The continuing controversy surrounding the cardiovascular risk of the diabetes drug Avandia has led to sharp declines in its use and a surge in sales of the competing drug Actos, in part because the latter is perceived to be safer. Sales of Avandia, as high as $3.4 billion in 2006, have fallen to about $1.1 billion this year, while those of Actos have climbed to about $4.6 billion. But new results reported Monday suggest that the cardiovascular risks of the two drugs are about the same.
Both drugs are members of the family known as thizolidinediones, which decrease the insulin resistance of body tissues and modify the production of cholesterol. They are considered among the most powerful drugs for treating Type 2 diabetes but have been plagued by reports of side effects. A 2007 study of more than 200,000 Medicare patients suggested that Avandia, known generically as rosiglitazone, increased the risk of heart attack, cardiovascular disease, stroke and death by 30% to 40% compared with metformin and other, older diabetes drugs. That study also suggested that the increased risk was not observed with Actos, known generically as pioglitazone.

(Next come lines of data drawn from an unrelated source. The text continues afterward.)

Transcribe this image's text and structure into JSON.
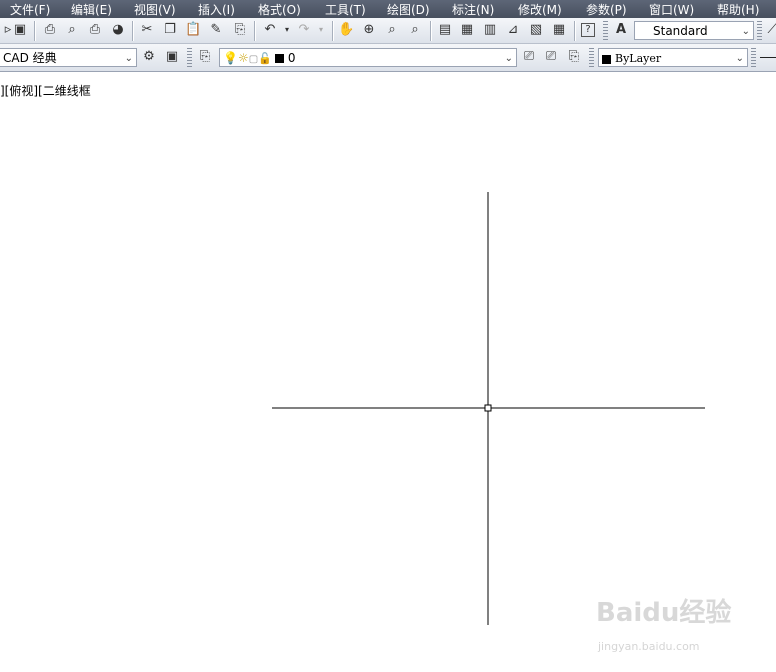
{
  "menu": [
    "文件(F)",
    "编辑(E)",
    "视图(V)",
    "插入(I)",
    "格式(O)",
    "工具(T)",
    "绘图(D)",
    "标注(N)",
    "修改(M)",
    "参数(P)",
    "窗口(W)",
    "帮助(H)"
  ],
  "toolbar1": {
    "text_style_value": "Standard"
  },
  "toolbar2": {
    "workspace_value": "CAD 经典",
    "layer_value": "0",
    "color_value": "ByLayer"
  },
  "viewport": {
    "label": "][俯视][二维线框"
  },
  "watermark": {
    "text": "Baidu经验",
    "url": "jingyan.baidu.com"
  },
  "colors": {
    "menubar": "#4e5767",
    "toolbar": "#e4e8ee",
    "canvas": "#ffffff",
    "crosshair": "#000000"
  }
}
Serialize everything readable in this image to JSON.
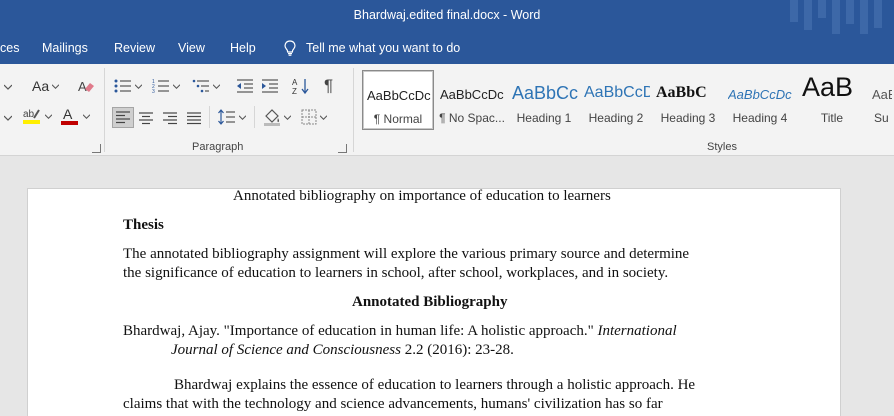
{
  "titlebar": {
    "title": "Bhardwaj.edited final.docx  -  Word"
  },
  "menu": {
    "tabs": [
      "ces",
      "Mailings",
      "Review",
      "View",
      "Help"
    ],
    "tell_me": "Tell me what you want to do"
  },
  "ribbon": {
    "font_group": {
      "font_size_btn": "Aa"
    },
    "paragraph_label": "Paragraph",
    "styles_label": "Styles",
    "styles": [
      {
        "sample": "AaBbCcDc",
        "name": "¶ Normal"
      },
      {
        "sample": "AaBbCcDc",
        "name": "¶ No Spac..."
      },
      {
        "sample": "AaBbCc",
        "name": "Heading 1"
      },
      {
        "sample": "AaBbCcD",
        "name": "Heading 2"
      },
      {
        "sample": "AaBbC",
        "name": "Heading 3"
      },
      {
        "sample": "AaBbCcDc",
        "name": "Heading 4"
      },
      {
        "sample": "AaB",
        "name": "Title"
      },
      {
        "sample": "AaB",
        "name": "Su"
      }
    ]
  },
  "document": {
    "title_line": "Annotated bibliography on importance of education to learners",
    "thesis_heading": "Thesis",
    "thesis_line1": "The annotated bibliography assignment will explore the various primary source and determine",
    "thesis_line2": "the significance of education to learners in school, after school, workplaces, and in society.",
    "section_heading": "Annotated Bibliography",
    "cite_line1_text": "Bhardwaj, Ajay. \"Importance of education in human life: A holistic approach.\" ",
    "cite_line1_italic": "International",
    "cite_line2_italic": "Journal of Science and Consciousness",
    "cite_line2_text": " 2.2 (2016): 23-28.",
    "body_line1": "Bhardwaj explains the essence of education to learners through a holistic approach. He",
    "body_line2": "claims that with the technology and science advancements, humans' civilization has so far"
  },
  "colors": {
    "accent": "#2b579a",
    "ribbon_bg": "#f3f3f3",
    "doc_bg": "#e6e6e6"
  },
  "icons": [
    "lightbulb-icon",
    "bullets-icon",
    "numbering-icon",
    "multilevel-list-icon",
    "decrease-indent-icon",
    "increase-indent-icon",
    "sort-icon",
    "show-marks-icon",
    "align-left-icon",
    "center-icon",
    "align-right-icon",
    "justify-icon",
    "line-spacing-icon",
    "shading-icon",
    "borders-icon",
    "clear-formatting-icon",
    "highlight-icon",
    "font-color-icon"
  ]
}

That study led the Food and Drug Administration to require a stronger warning label on Avandia to alert consumers to the risks. After more reports of increased risk with the drug, an FDA advisory panel last month recommended even stronger warning labels on the Avandia package, although it said that the drug should be kept on the market because the benefits outweigh the potential risks. The panel also recommended that no more patients be enrolled in a prospective study comparing Avandia and Actos directly.